Exercise directions: From the entries that follow, extract each line holding the string "Change".

Entries supplied:
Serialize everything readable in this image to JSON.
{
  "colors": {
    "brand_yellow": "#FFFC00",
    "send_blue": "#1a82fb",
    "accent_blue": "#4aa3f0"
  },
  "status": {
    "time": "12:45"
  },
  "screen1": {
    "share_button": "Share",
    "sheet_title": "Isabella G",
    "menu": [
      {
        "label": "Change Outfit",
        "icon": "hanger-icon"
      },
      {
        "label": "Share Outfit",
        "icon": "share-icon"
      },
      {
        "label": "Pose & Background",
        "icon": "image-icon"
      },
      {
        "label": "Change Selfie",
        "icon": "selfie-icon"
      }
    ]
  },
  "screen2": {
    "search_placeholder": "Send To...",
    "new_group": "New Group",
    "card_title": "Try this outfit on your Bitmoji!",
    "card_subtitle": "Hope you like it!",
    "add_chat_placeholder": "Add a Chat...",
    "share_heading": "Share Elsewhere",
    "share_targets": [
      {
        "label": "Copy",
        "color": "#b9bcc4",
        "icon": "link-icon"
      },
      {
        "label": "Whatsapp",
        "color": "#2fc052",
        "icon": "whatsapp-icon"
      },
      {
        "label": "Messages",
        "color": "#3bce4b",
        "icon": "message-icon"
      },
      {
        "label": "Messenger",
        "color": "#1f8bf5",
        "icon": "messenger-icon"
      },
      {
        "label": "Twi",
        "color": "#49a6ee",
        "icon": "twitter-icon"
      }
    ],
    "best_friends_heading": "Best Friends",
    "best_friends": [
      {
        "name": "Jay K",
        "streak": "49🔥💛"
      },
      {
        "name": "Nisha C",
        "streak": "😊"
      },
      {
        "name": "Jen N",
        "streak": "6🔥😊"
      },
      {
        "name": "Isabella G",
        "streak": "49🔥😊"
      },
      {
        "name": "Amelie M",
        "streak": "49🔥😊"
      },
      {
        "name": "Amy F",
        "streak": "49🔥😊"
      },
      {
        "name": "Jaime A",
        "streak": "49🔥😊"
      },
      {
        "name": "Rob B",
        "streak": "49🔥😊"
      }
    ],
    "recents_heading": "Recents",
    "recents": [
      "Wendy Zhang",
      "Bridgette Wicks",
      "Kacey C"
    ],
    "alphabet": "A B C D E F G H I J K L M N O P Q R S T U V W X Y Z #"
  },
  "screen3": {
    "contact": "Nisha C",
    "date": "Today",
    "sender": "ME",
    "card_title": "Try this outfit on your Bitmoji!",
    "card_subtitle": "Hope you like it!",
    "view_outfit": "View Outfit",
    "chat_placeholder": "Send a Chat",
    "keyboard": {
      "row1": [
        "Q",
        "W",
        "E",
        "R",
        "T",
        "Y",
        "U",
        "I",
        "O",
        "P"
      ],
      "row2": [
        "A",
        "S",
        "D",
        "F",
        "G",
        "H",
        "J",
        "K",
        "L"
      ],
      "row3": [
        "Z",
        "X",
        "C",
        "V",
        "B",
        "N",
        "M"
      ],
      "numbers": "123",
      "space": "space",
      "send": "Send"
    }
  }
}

Reply:
        "label": "Change Outfit",
        "label": "Change Selfie",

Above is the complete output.